Bubblephobia — the fear of bubbles — has millions of Americans in its grips these days and for good reason. We’ve had two bubbles burst in the past 14 years and each one cost investors dearly.
Investors who are stricken with this common malady don’t see how much money everyone else is making or how much money it’s costing them to sit on the sidelines, watching the parade pass by.
All they know for sure is that one day — eventually — it will end badly.
And you know what? They’re right!
Every bull market in history has ended in a correction. Some have even ended in massive, painful crashes.
Recently, as we’ve continued our conversation about technology stocks, I’ve heard from several bubblephobes — like Janet of Providence, RI who says …
“The stock market is in bubble-land. No way do I want to be in any kind of stock when the bubble bursts.”
I respect your opinion, Janet. Believe me I do. But forgive me if I respectfully disagree.
|The fear of bubbles has cost investors dearly.|
First, because for all the reasons I presented Wednesday, all indicators point to the likelihood that we are only about half-way through this bull market.
And second, because I love bubbles.
Bubbles are the single most important part of the investment cycle.

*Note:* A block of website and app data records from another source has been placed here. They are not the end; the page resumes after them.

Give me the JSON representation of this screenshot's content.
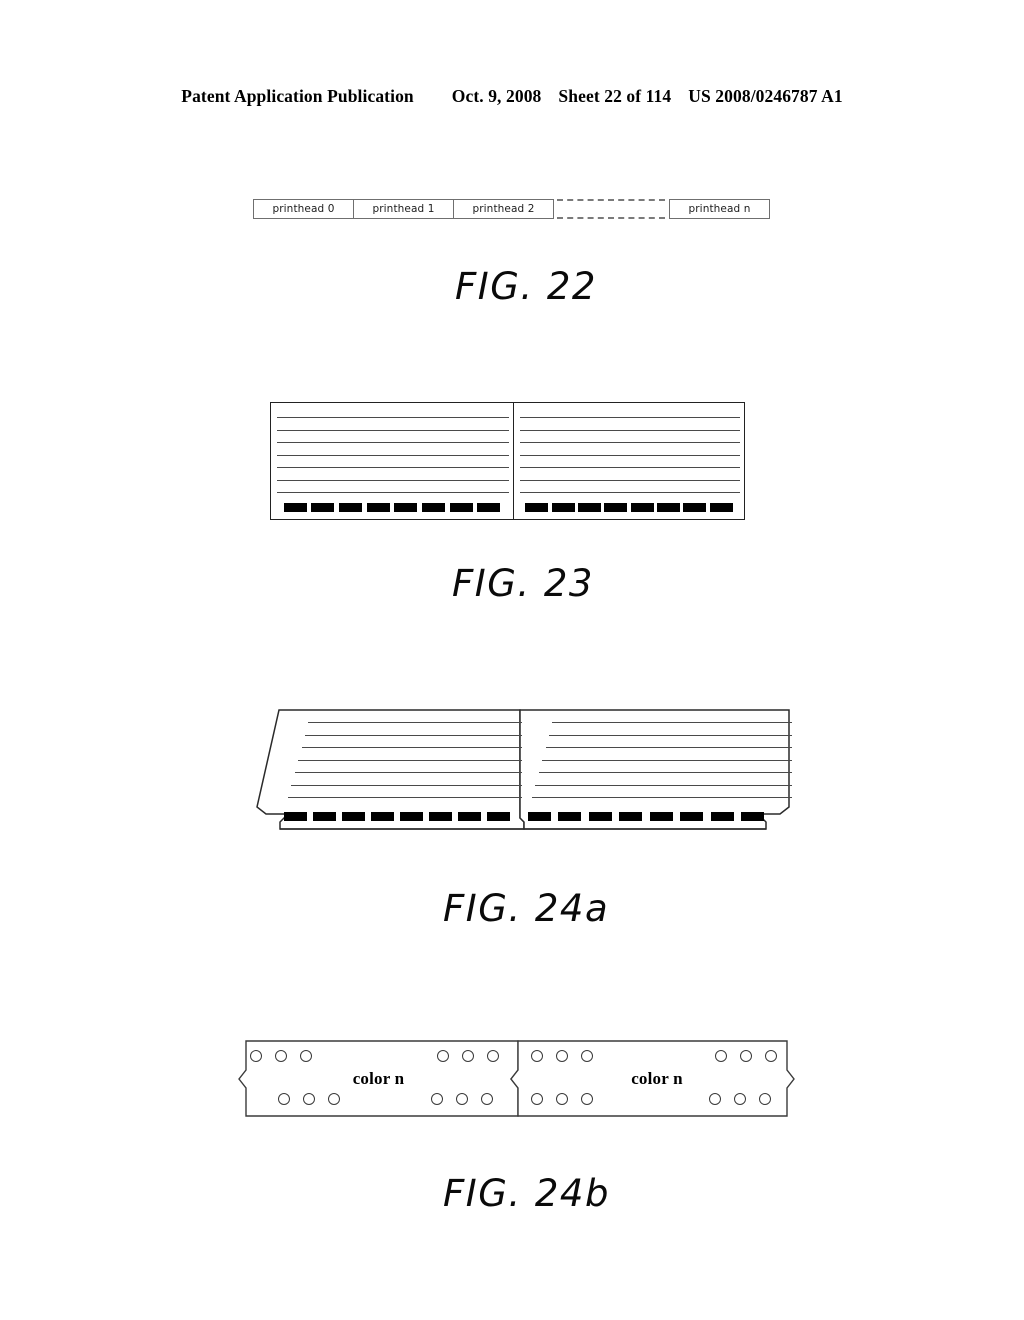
{
  "header": {
    "publication": "Patent Application Publication",
    "date": "Oct. 9, 2008",
    "sheet": "Sheet 22 of 114",
    "patent_number": "US 2008/0246787 A1"
  },
  "figures": [
    {
      "id": "fig22",
      "label": "FIG. 22",
      "type": "printhead-linear-array",
      "boxes": [
        {
          "label": "printhead 0"
        },
        {
          "label": "printhead 1"
        },
        {
          "label": "printhead 2"
        },
        {
          "label": "printhead n"
        }
      ],
      "ellipsis_dashes": 4
    },
    {
      "id": "fig23",
      "label": "FIG. 23",
      "type": "rectangular-printhead-pair",
      "panels": [
        {
          "hlines": 7,
          "nozzles": 8
        },
        {
          "hlines": 7,
          "nozzles": 8
        }
      ]
    },
    {
      "id": "fig24a",
      "label": "FIG. 24a",
      "type": "slanted-printhead-pair",
      "panels": [
        {
          "hlines": 7,
          "nozzles": 8
        },
        {
          "hlines": 7,
          "nozzles": 8
        }
      ]
    },
    {
      "id": "fig24b",
      "label": "FIG. 24b",
      "type": "notched-printhead-pair-with-holes",
      "panels": [
        {
          "label": "color n",
          "hole_groups": 4,
          "holes_per_group": 3
        },
        {
          "label": "color n",
          "hole_groups": 4,
          "holes_per_group": 3
        }
      ]
    }
  ],
  "colors": {
    "ink": "#000000",
    "line": "#4a4a4a",
    "outline": "#222222",
    "box_border": "#6f6f6f",
    "paper": "#ffffff"
  }
}
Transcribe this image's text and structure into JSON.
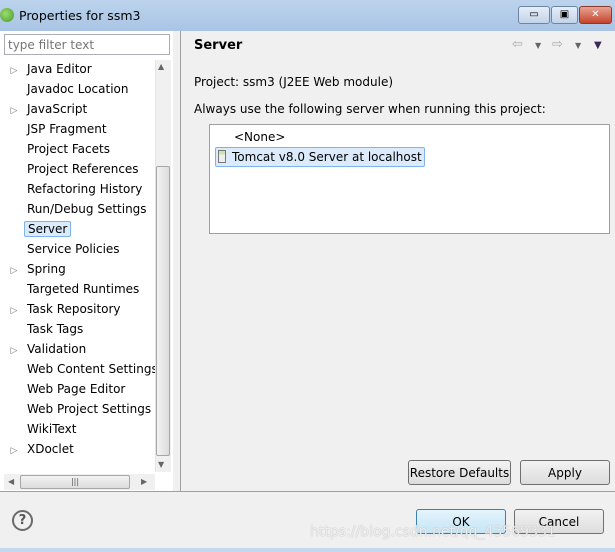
{
  "window": {
    "title": "Properties for ssm3",
    "minimize": "▭",
    "maximize": "▣",
    "close": "✕"
  },
  "filter": {
    "placeholder": "type filter text"
  },
  "tree": [
    {
      "label": "Java Editor",
      "expandable": true
    },
    {
      "label": "Javadoc Location",
      "expandable": false
    },
    {
      "label": "JavaScript",
      "expandable": true
    },
    {
      "label": "JSP Fragment",
      "expandable": false
    },
    {
      "label": "Project Facets",
      "expandable": false
    },
    {
      "label": "Project References",
      "expandable": false
    },
    {
      "label": "Refactoring History",
      "expandable": false
    },
    {
      "label": "Run/Debug Settings",
      "expandable": false
    },
    {
      "label": "Server",
      "expandable": false,
      "selected": true
    },
    {
      "label": "Service Policies",
      "expandable": false
    },
    {
      "label": "Spring",
      "expandable": true
    },
    {
      "label": "Targeted Runtimes",
      "expandable": false
    },
    {
      "label": "Task Repository",
      "expandable": true
    },
    {
      "label": "Task Tags",
      "expandable": false
    },
    {
      "label": "Validation",
      "expandable": true
    },
    {
      "label": "Web Content Settings",
      "expandable": false
    },
    {
      "label": "Web Page Editor",
      "expandable": false
    },
    {
      "label": "Web Project Settings",
      "expandable": false
    },
    {
      "label": "WikiText",
      "expandable": false
    },
    {
      "label": "XDoclet",
      "expandable": true
    }
  ],
  "page": {
    "title": "Server",
    "project": "Project: ssm3 (J2EE Web module)",
    "instruction": "Always use the following server when running this project:",
    "servers": [
      {
        "label": "<None>",
        "selected": false
      },
      {
        "label": "Tomcat v8.0 Server at localhost",
        "selected": true
      }
    ],
    "restore_defaults": "Restore Defaults",
    "apply": "Apply"
  },
  "footer": {
    "help": "?",
    "ok": "OK",
    "cancel": "Cancel"
  },
  "watermark": "https://blog.csdn.net/qq_43569331"
}
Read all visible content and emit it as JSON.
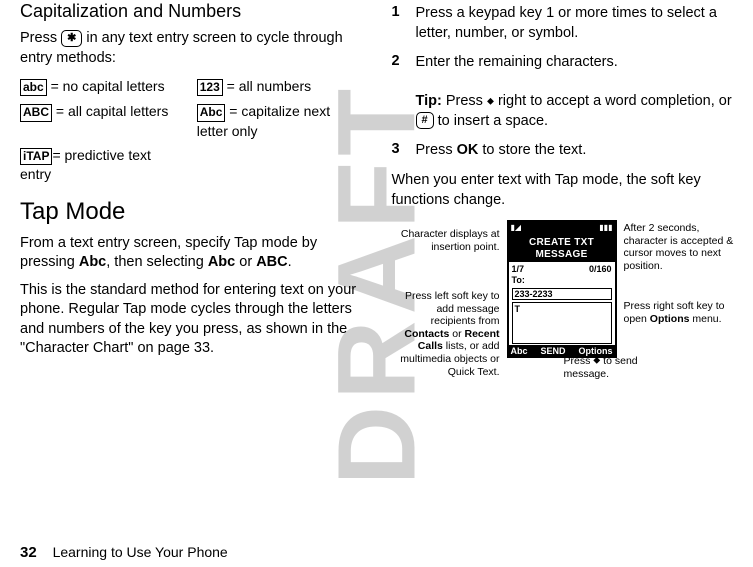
{
  "watermark": "DRAFT",
  "left": {
    "head1": "Capitalization and Numbers",
    "p1a": "Press ",
    "p1_key": "✱",
    "p1b": " in any text entry screen to cycle through entry methods:",
    "opts": {
      "abc_l": "abc",
      "abc_t": " = no capital letters",
      "n123_l": "123",
      "n123_t": " = all numbers",
      "ABC_l": "ABC",
      "ABC_t": " = all capital letters",
      "Abc_l": "Abc",
      "Abc_t": " = capitalize next letter only",
      "itap_l": "iTAP",
      "itap_t": "= predictive text entry"
    },
    "head2": "Tap Mode",
    "p2a": "From a text entry screen, specify Tap mode by pressing ",
    "p2_b1": "Abc",
    "p2b": ", then selecting ",
    "p2_b2": "Abc",
    "p2c": " or ",
    "p2_b3": "ABC",
    "p2d": ".",
    "p3": "This is the standard method for entering text on your phone. Regular Tap mode cycles through the letters and numbers of the key you press, as shown in the \"Character Chart\" on page 33."
  },
  "right": {
    "steps": [
      {
        "n": "1",
        "t": "Press a keypad key 1 or more times to select a letter, number, or symbol."
      },
      {
        "n": "2",
        "t": "Enter the remaining characters."
      },
      {
        "n": "3",
        "t_a": "Press ",
        "t_key": "OK",
        "t_b": " to store the text."
      }
    ],
    "tip_a": "Tip: ",
    "tip_b": "Press ",
    "tip_c": " right to accept a word completion, or ",
    "tip_key": "#",
    "tip_d": " to insert a space.",
    "p_after": "When you enter text with Tap mode, the soft key functions change."
  },
  "phone": {
    "title": "CREATE TXT MESSAGE",
    "counter_left": "1/7",
    "counter_right": "0/160",
    "to_label": "To:",
    "to_value": "233-2233",
    "soft_left": "Abc",
    "soft_mid": "SEND",
    "soft_right": "Options"
  },
  "callouts": {
    "c1": "Character displays at insertion point.",
    "c2": "Press left soft key to add message recipients from Contacts or Recent Calls lists, or add multimedia objects or Quick Text.",
    "c3": "After 2 seconds, character is accepted & cursor moves to next position.",
    "c4": "Press right soft key to open Options menu.",
    "c5_a": "Press ",
    "c5_b": " to send message.",
    "c2_b1": "Contacts",
    "c2_b2": "Recent Calls",
    "c4_b1": "Options"
  },
  "footer": {
    "page": "32",
    "chapter": "Learning to Use Your Phone"
  }
}
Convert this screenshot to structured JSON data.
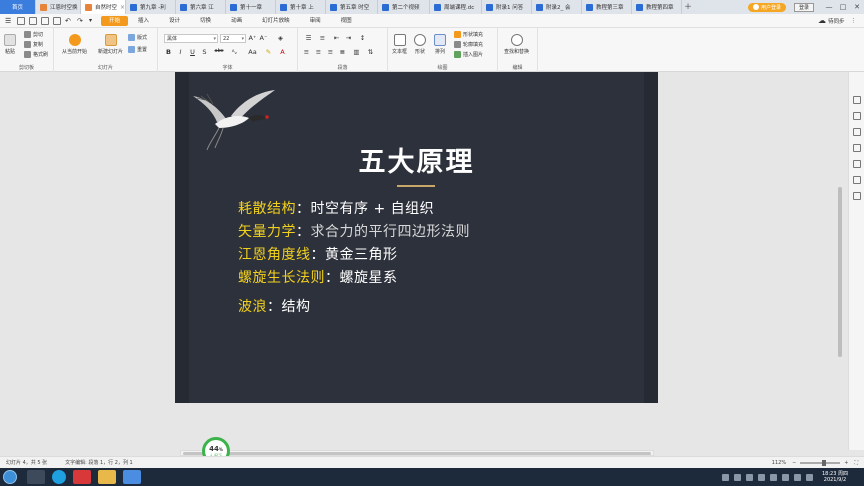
{
  "tabs": [
    {
      "label": "首页",
      "type": "home"
    },
    {
      "label": "江恩时空换",
      "color": "#e8833a"
    },
    {
      "label": "自然时空",
      "color": "#e8833a",
      "active": true
    },
    {
      "label": "第九章 -利",
      "color": "#2b6cd4"
    },
    {
      "label": "第六章 江",
      "color": "#2b6cd4"
    },
    {
      "label": "第十一章",
      "color": "#2b6cd4"
    },
    {
      "label": "第十章 上",
      "color": "#2b6cd4"
    },
    {
      "label": "第五章 时空",
      "color": "#2b6cd4"
    },
    {
      "label": "第二个视频",
      "color": "#2b6cd4"
    },
    {
      "label": "周端课程.dc",
      "color": "#2b6cd4"
    },
    {
      "label": "附录1 问答",
      "color": "#2b6cd4"
    },
    {
      "label": "附录2_ 会",
      "color": "#2b6cd4"
    },
    {
      "label": "教程第三章",
      "color": "#2b6cd4"
    },
    {
      "label": "教程第四章",
      "color": "#2b6cd4"
    }
  ],
  "tab_plus": "+",
  "user_button": "用户登录",
  "login_button": "登录",
  "window_controls": [
    "—",
    "□",
    "✕"
  ],
  "menu": {
    "items": [
      "开始",
      "插入",
      "设计",
      "切换",
      "动画",
      "幻灯片放映",
      "审阅",
      "视图"
    ],
    "active": "开始",
    "right_label": "待同步"
  },
  "ribbon": {
    "clipboard": {
      "paste": "粘贴",
      "cut": "剪切",
      "copy": "复制",
      "format_painter": "格式刷",
      "label": "剪切板"
    },
    "slides": {
      "from_start": "从当前开始",
      "new_slide": "新建幻灯片",
      "layout": "版式",
      "reset": "重置",
      "label": "幻灯片"
    },
    "font": {
      "name": "黑体",
      "size": "22",
      "label": "字体",
      "bold": "B",
      "italic": "I",
      "underline": "U",
      "shadow": "S",
      "strike": "abc",
      "grow": "A⁺",
      "shrink": "A⁻"
    },
    "paragraph": {
      "label": "段落"
    },
    "drawing": {
      "textbox": "文本框",
      "shape": "形状",
      "arrange": "排列",
      "fill": "形状填充",
      "outline": "轮廓填充",
      "insert_image": "插入图片",
      "label": "绘图"
    },
    "editing": {
      "find_replace": "查找和替换",
      "label": "编辑"
    }
  },
  "slide": {
    "title": "五大原理",
    "bullets": [
      {
        "key": "耗散结构",
        "sep": "：",
        "value": "时空有序 + 自组织",
        "dim": false
      },
      {
        "key": "矢量力学",
        "sep": "：",
        "value": "求合力的平行四边形法则",
        "dim": true
      },
      {
        "key": "江恩角度线",
        "sep": "：",
        "value": "黄金三角形",
        "dim": false
      },
      {
        "key": "螺旋生长法则",
        "sep": "：",
        "value": "螺旋星系",
        "dim": false
      },
      {
        "key": "波浪",
        "sep": "：",
        "value": "结构",
        "dim": false
      }
    ]
  },
  "progress": {
    "value": "44",
    "unit": "%",
    "sub": "↓ 42℃"
  },
  "status": {
    "slide_info": "幻灯片 4，共 5 张",
    "edit_info": "文字编辑: 段落 1，行 2，列 1",
    "zoom": "112%",
    "zoom_minus": "−",
    "zoom_plus": "+"
  },
  "clock": {
    "time": "18:23 周四",
    "date": "2021/9/2"
  }
}
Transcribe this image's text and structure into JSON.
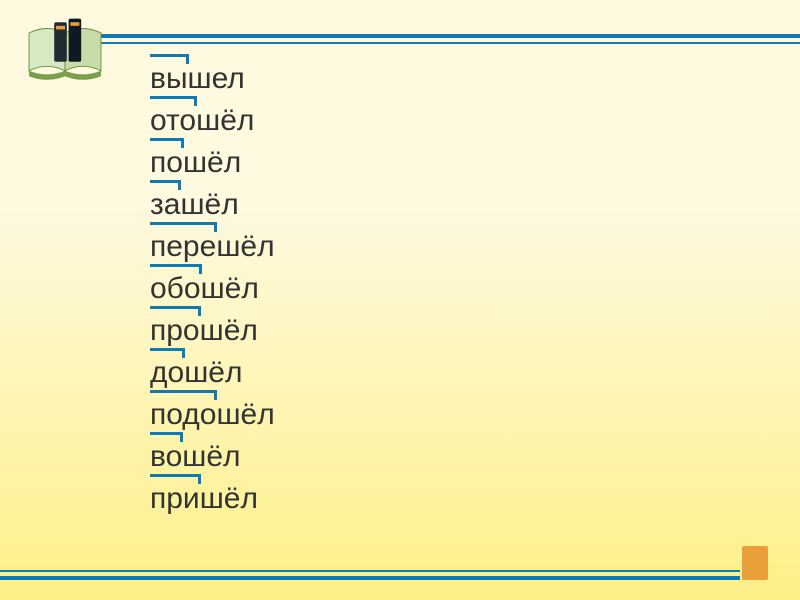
{
  "words": [
    {
      "prefix": "вы",
      "root": "шел"
    },
    {
      "prefix": "ото",
      "root": "шёл"
    },
    {
      "prefix": "по",
      "root": "шёл"
    },
    {
      "prefix": "за",
      "root": "шёл"
    },
    {
      "prefix": "пере",
      "root": "шёл"
    },
    {
      "prefix": "обо",
      "root": "шёл"
    },
    {
      "prefix": "про",
      "root": "шёл"
    },
    {
      "prefix": "до",
      "root": "шёл"
    },
    {
      "prefix": "подо",
      "root": "шёл"
    },
    {
      "prefix": "во",
      "root": "шёл"
    },
    {
      "prefix": "при",
      "root": "шёл"
    }
  ],
  "colors": {
    "rule": "#0e7bb6",
    "accent": "#e9a03a"
  }
}
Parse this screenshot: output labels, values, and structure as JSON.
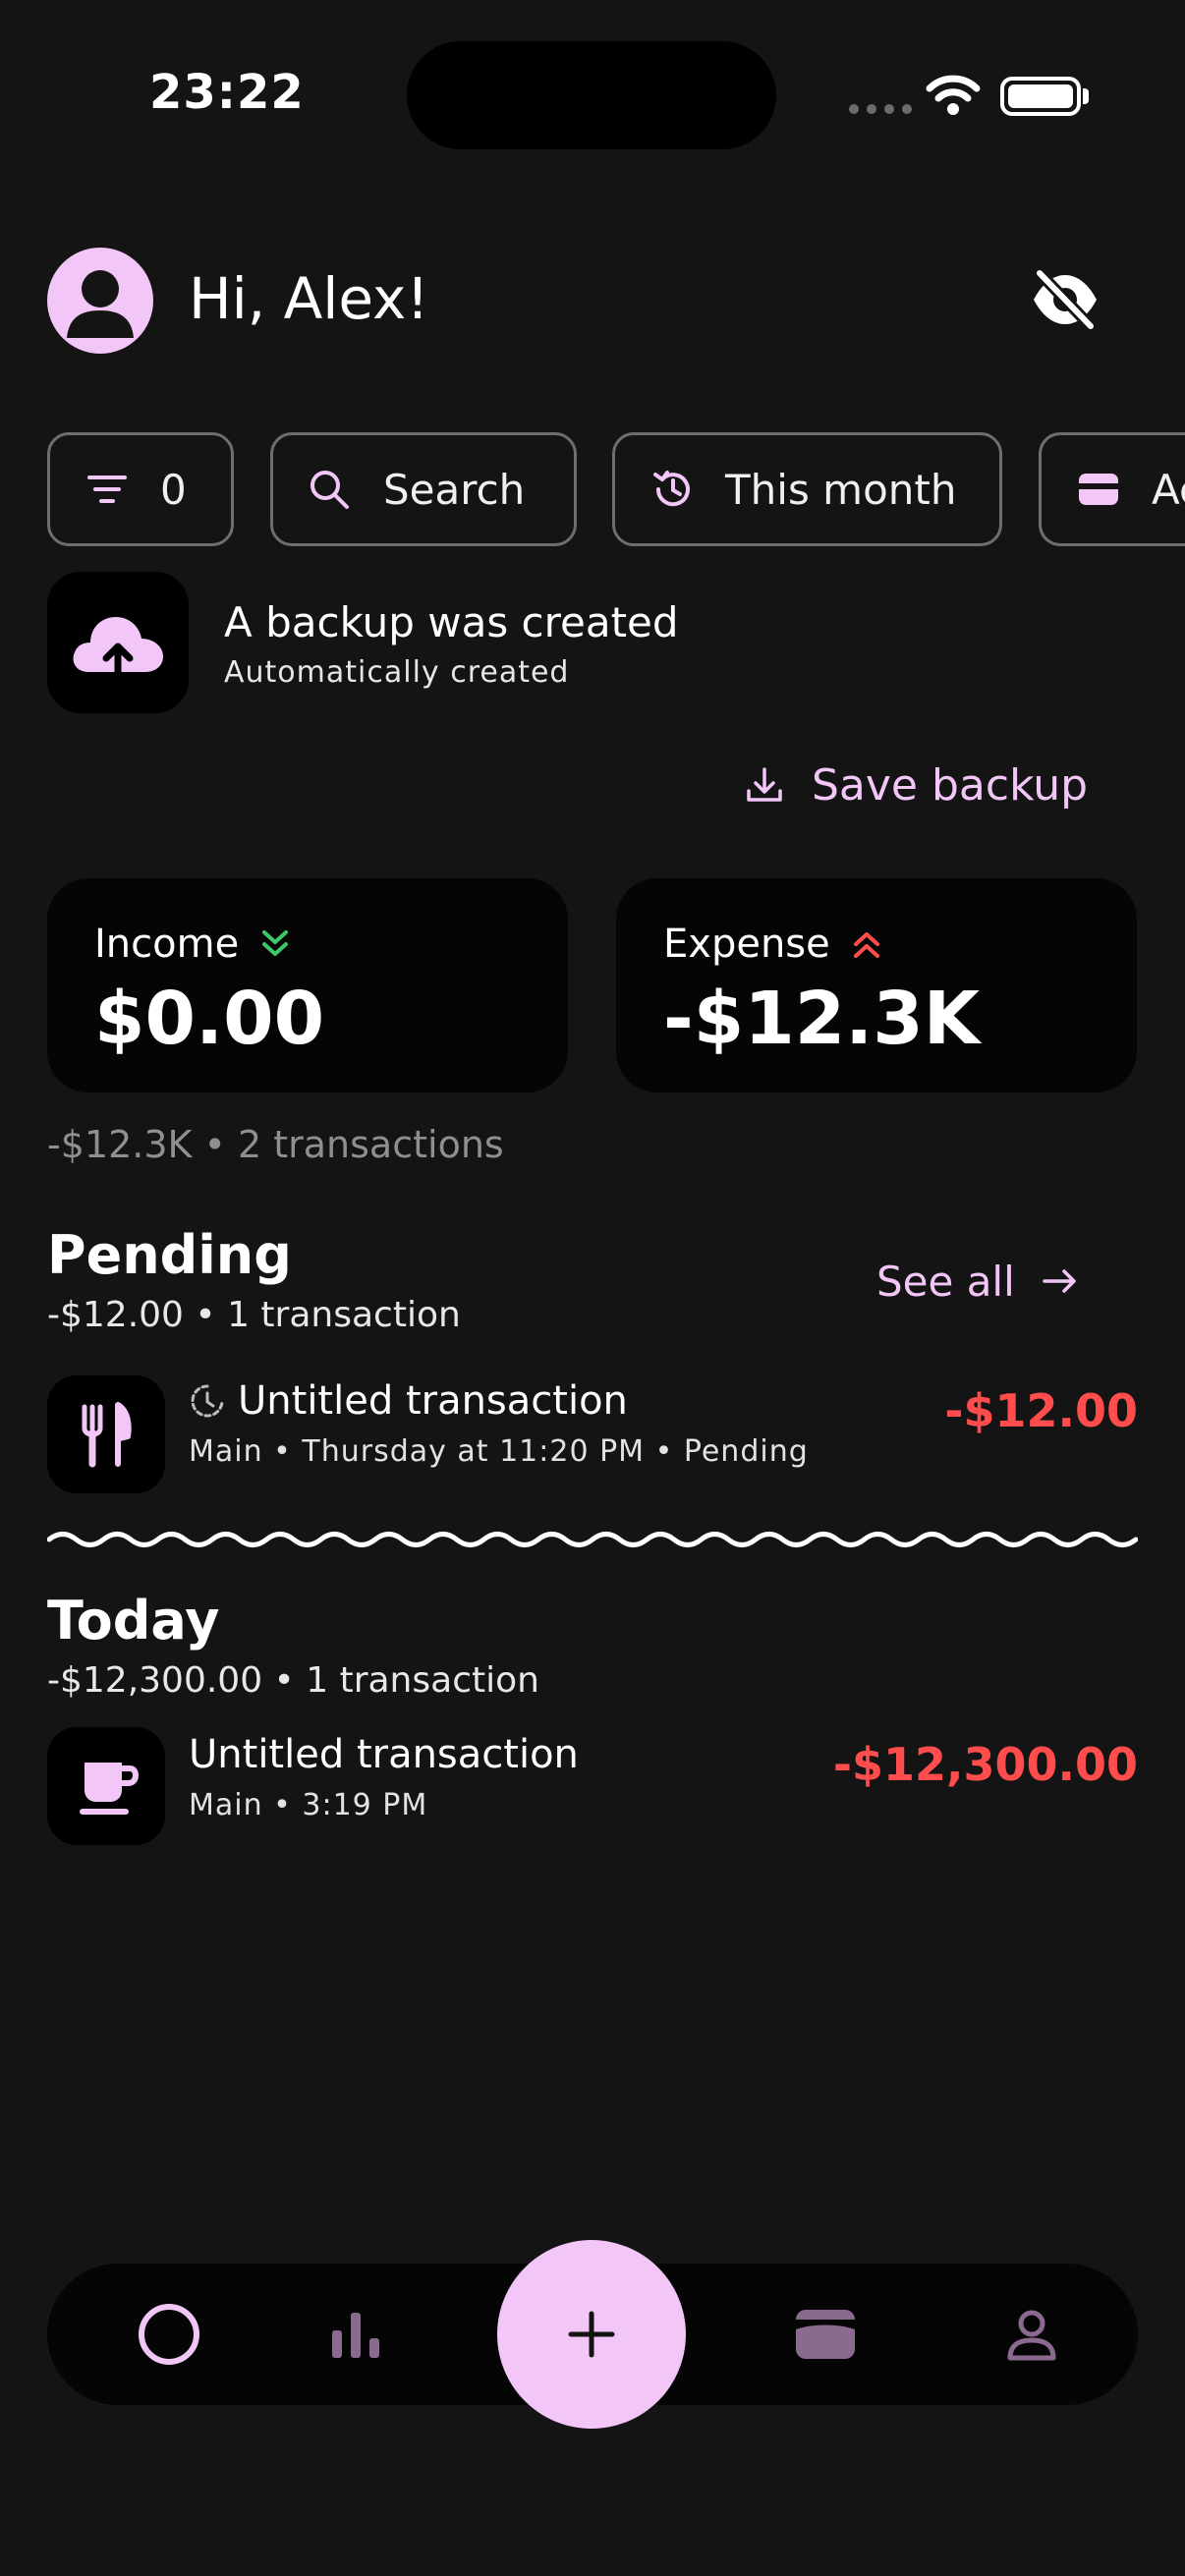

They are all about optimism among investors and the public about the future of a technology or service.
You need that kind of enthusiasm to build things that otherwise would never be built, like the transcontinental railway, the airplane, hundreds of thousands of miles of “dark fiber” in the 1990s and so on.
Avoiding bubbles is the LAST thing I want to do.
After all — that’s when things are going UP!
What we need to do is participate fully in each bubble as it comes … make all the money we can while the sun is shining … then get all of our money off the table quickly when the inevitable correction comes.
Do I wish I’d never invested in tech stocks in the 1990s — forfeited all the profits I earned while they were going up?
Do I wish I’d never invested in real estate or any other kind of stock when they were on fire in 2006 and 2007 and forfeited those profits as well?
No, because while we have the freedom to make all the money we want when stocks are going up, there’s no law that says we have to hold those stocks when they start going down!
In other words, we can take most of the good without taking all of the bad.
I’ve done it twice myself: Once in 2000 when I saw the end of the tech boom coming and again in 2007-2008 when the end of the housing boom reared its ugly head.
How we’ll know when the bubble is about to burst
There’s actually a dead give-away: Valuations.
When they’re high and rising, it’s a good thing. It means there’s still time to make money.
But when valuations get insane — like just before the tech wreck when companies with no earnings were trading at up to 148 times book value — it’s time to take your profits off the table.
That’s when patience pays. We wait for things to unwind, then jump back in near the bottom and pick up the survivors for pennies on the dollar.
I know that sounds easy when you say it fast — it’s much tougher to do in the real world. But it’s not impossible. We have all seen it twice before and will likely have a chance to do it again before our investing careers are over.
And in the meantime, it looks for all the world as if these young tech superstars will continue helping us multiply our money for years to come.
P.S. Let’s talk tech stocks! Here’s your chance to ask me anything you like about technology stocks: Simply click this link to jump over to the Money and Markets blog. I’ll check in during the day and give you my best answers to your questions.
I won’t be able to do this forever, so be sure to join the conversation right away: Just click this link and let’s get the conversation going!